#### About this exercise
Each line of the material must be returned exactly.

..........

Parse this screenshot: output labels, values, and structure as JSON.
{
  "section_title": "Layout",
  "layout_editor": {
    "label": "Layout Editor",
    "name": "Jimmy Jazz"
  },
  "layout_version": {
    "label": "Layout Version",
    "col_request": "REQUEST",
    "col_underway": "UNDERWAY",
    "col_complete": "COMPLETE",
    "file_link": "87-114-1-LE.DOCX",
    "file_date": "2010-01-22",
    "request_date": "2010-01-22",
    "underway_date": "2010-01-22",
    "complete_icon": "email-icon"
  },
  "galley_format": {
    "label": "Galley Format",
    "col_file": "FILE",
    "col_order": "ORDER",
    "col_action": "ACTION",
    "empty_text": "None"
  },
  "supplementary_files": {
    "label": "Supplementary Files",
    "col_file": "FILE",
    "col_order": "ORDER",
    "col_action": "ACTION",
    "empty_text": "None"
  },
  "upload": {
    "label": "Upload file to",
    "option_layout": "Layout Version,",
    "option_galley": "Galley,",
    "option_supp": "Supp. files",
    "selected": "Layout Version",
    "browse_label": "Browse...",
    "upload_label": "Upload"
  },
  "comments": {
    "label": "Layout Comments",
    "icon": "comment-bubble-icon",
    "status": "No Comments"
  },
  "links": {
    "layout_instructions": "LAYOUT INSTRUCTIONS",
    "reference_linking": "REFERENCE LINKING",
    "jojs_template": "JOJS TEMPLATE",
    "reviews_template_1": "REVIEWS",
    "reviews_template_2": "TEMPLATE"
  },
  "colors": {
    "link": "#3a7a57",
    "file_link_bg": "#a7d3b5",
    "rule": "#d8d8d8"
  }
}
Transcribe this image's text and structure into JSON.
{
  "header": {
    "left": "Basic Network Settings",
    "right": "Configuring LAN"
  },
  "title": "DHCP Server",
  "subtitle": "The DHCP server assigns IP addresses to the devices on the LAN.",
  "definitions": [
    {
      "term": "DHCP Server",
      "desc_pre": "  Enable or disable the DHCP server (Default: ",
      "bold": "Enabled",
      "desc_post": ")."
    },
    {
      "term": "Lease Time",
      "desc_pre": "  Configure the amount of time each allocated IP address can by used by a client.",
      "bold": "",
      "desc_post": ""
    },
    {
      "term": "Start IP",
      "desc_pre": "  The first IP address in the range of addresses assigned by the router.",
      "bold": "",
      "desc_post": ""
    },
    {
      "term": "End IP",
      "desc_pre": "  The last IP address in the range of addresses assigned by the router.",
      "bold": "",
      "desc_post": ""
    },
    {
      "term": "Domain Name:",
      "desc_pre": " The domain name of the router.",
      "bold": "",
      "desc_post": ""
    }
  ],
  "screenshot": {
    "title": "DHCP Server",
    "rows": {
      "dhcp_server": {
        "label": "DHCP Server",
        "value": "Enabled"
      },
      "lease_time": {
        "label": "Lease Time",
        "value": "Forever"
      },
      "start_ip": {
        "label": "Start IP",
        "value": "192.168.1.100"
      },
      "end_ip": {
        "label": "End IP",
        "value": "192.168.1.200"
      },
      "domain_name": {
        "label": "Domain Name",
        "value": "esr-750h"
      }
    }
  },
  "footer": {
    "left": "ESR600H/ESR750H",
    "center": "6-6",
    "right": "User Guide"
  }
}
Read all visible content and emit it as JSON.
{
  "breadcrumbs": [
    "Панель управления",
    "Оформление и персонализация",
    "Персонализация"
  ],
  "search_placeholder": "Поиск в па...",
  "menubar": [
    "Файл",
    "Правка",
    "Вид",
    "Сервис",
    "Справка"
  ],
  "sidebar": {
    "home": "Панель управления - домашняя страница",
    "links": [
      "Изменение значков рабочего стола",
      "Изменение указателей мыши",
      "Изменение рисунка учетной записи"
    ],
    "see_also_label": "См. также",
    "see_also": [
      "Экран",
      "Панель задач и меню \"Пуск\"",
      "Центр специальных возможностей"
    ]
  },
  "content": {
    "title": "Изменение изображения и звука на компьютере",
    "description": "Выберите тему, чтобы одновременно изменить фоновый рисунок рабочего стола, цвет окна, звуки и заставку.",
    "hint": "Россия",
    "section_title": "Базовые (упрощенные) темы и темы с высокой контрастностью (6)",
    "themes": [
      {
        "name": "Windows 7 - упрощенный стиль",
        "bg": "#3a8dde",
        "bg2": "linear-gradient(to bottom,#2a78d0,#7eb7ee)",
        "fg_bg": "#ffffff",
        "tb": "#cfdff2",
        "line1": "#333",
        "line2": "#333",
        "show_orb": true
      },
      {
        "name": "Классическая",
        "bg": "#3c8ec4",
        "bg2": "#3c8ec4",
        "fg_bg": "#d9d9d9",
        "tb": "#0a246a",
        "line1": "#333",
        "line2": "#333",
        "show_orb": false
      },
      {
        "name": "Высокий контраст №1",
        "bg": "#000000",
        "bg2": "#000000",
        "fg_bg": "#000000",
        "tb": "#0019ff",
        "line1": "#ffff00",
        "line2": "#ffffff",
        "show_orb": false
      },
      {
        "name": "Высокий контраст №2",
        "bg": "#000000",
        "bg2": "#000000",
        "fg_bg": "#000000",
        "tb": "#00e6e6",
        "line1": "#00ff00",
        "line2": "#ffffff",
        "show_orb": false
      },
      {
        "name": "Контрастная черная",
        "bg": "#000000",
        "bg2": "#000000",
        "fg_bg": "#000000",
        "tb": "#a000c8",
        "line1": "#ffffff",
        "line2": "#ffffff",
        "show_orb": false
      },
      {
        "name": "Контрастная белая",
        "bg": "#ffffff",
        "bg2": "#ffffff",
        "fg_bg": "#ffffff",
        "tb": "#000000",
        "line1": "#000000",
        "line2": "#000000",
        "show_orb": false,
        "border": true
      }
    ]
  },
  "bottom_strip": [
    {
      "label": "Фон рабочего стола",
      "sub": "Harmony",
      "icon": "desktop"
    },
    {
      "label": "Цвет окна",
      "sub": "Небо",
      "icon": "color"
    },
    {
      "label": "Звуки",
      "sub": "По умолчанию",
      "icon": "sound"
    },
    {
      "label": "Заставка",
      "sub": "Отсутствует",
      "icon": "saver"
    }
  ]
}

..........

#### Response below
Parse this screenshot: output labels, values, and structure as JSON.
{
  "section_title": "Layout",
  "layout_editor": {
    "label": "Layout Editor",
    "name": "Jimmy Jazz"
  },
  "layout_version": {
    "label": "Layout Version",
    "col_request": "REQUEST",
    "col_underway": "UNDERWAY",
    "col_complete": "COMPLETE",
    "file_link": "87-114-1-LE.DOCX",
    "file_date": "2010-01-22",
    "request_date": "2010-01-22",
    "underway_date": "2010-01-22",
    "complete_icon": "email-icon"
  },
  "galley_format": {
    "label": "Galley Format",
    "col_file": "FILE",
    "col_order": "ORDER",
    "col_action": "ACTION",
    "empty_text": "None"
  },
  "supplementary_files": {
    "label": "Supplementary Files",
    "col_file": "FILE",
    "col_order": "ORDER",
    "col_action": "ACTION",
    "empty_text": "None"
  },
  "upload": {
    "label": "Upload file to",
    "option_layout": "Layout Version,",
    "option_galley": "Galley,",
    "option_supp": "Supp. files",
    "selected": "Layout Version",
    "browse_label": "Browse...",
    "upload_label": "Upload"
  },
  "comments": {
    "label": "Layout Comments",
    "icon": "comment-bubble-icon",
    "status": "No Comments"
  },
  "links": {
    "layout_instructions": "LAYOUT INSTRUCTIONS",
    "reference_linking": "REFERENCE LINKING",
    "jojs_template": "JOJS TEMPLATE",
    "reviews_template_1": "REVIEWS",
    "reviews_template_2": "TEMPLATE"
  },
  "colors": {
    "link": "#3a7a57",
    "file_link_bg": "#a7d3b5",
    "rule": "#d8d8d8"
  }
}
Transcribe this image's text and structure into JSON.
{
  "header": {
    "left": "Basic Network Settings",
    "right": "Configuring LAN"
  },
  "title": "DHCP Server",
  "subtitle": "The DHCP server assigns IP addresses to the devices on the LAN.",
  "definitions": [
    {
      "term": "DHCP Server",
      "desc_pre": "  Enable or disable the DHCP server (Default: ",
      "bold": "Enabled",
      "desc_post": ")."
    },
    {
      "term": "Lease Time",
      "desc_pre": "  Configure the amount of time each allocated IP address can by used by a client.",
      "bold": "",
      "desc_post": ""
    },
    {
      "term": "Start IP",
      "desc_pre": "  The first IP address in the range of addresses assigned by the router.",
      "bold": "",
      "desc_post": ""
    },
    {
      "term": "End IP",
      "desc_pre": "  The last IP address in the range of addresses assigned by the router.",
      "bold": "",
      "desc_post": ""
    },
    {
      "term": "Domain Name:",
      "desc_pre": " The domain name of the router.",
      "bold": "",
      "desc_post": ""
    }
  ],
  "screenshot": {
    "title": "DHCP Server",
    "rows": {
      "dhcp_server": {
        "label": "DHCP Server",
        "value": "Enabled"
      },
      "lease_time": {
        "label": "Lease Time",
        "value": "Forever"
      },
      "start_ip": {
        "label": "Start IP",
        "value": "192.168.1.100"
      },
      "end_ip": {
        "label": "End IP",
        "value": "192.168.1.200"
      },
      "domain_name": {
        "label": "Domain Name",
        "value": "esr-750h"
      }
    }
  },
  "footer": {
    "left": "ESR600H/ESR750H",
    "center": "6-6",
    "right": "User Guide"
  }
}
Read all visible content and emit it as JSON.
{
  "breadcrumbs": [
    "Панель управления",
    "Оформление и персонализация",
    "Персонализация"
  ],
  "search_placeholder": "Поиск в па...",
  "menubar": [
    "Файл",
    "Правка",
    "Вид",
    "Сервис",
    "Справка"
  ],
  "sidebar": {
    "home": "Панель управления - домашняя страница",
    "links": [
      "Изменение значков рабочего стола",
      "Изменение указателей мыши",
      "Изменение рисунка учетной записи"
    ],
    "see_also_label": "См. также",
    "see_also": [
      "Экран",
      "Панель задач и меню \"Пуск\"",
      "Центр специальных возможностей"
    ]
  },
  "content": {
    "title": "Изменение изображения и звука на компьютере",
    "description": "Выберите тему, чтобы одновременно изменить фоновый рисунок рабочего стола, цвет окна, звуки и заставку.",
    "hint": "Россия",
    "section_title": "Базовые (упрощенные) темы и темы с высокой контрастностью (6)",
    "themes": [
      {
        "name": "Windows 7 - упрощенный стиль",
        "bg": "#3a8dde",
        "bg2": "linear-gradient(to bottom,#2a78d0,#7eb7ee)",
        "fg_bg": "#ffffff",
        "tb": "#cfdff2",
        "line1": "#333",
        "line2": "#333",
        "show_orb": true
      },
      {
        "name": "Классическая",
        "bg": "#3c8ec4",
        "bg2": "#3c8ec4",
        "fg_bg": "#d9d9d9",
        "tb": "#0a246a",
        "line1": "#333",
        "line2": "#333",
        "show_orb": false
      },
      {
        "name": "Высокий контраст №1",
        "bg": "#000000",
        "bg2": "#000000",
        "fg_bg": "#000000",
        "tb": "#0019ff",
        "line1": "#ffff00",
        "line2": "#ffffff",
        "show_orb": false
      },
      {
        "name": "Высокий контраст №2",
        "bg": "#000000",
        "bg2": "#000000",
        "fg_bg": "#000000",
        "tb": "#00e6e6",
        "line1": "#00ff00",
        "line2": "#ffffff",
        "show_orb": false
      },
      {
        "name": "Контрастная черная",
        "bg": "#000000",
        "bg2": "#000000",
        "fg_bg": "#000000",
        "tb": "#a000c8",
        "line1": "#ffffff",
        "line2": "#ffffff",
        "show_orb": false
      },
      {
        "name": "Контрастная белая",
        "bg": "#ffffff",
        "bg2": "#ffffff",
        "fg_bg": "#ffffff",
        "tb": "#000000",
        "line1": "#000000",
        "line2": "#000000",
        "show_orb": false,
        "border": true
      }
    ]
  },
  "bottom_strip": [
    {
      "label": "Фон рабочего стола",
      "sub": "Harmony",
      "icon": "desktop"
    },
    {
      "label": "Цвет окна",
      "sub": "Небо",
      "icon": "color"
    },
    {
      "label": "Звуки",
      "sub": "По умолчанию",
      "icon": "sound"
    },
    {
      "label": "Заставка",
      "sub": "Отсутствует",
      "icon": "saver"
    }
  ]
}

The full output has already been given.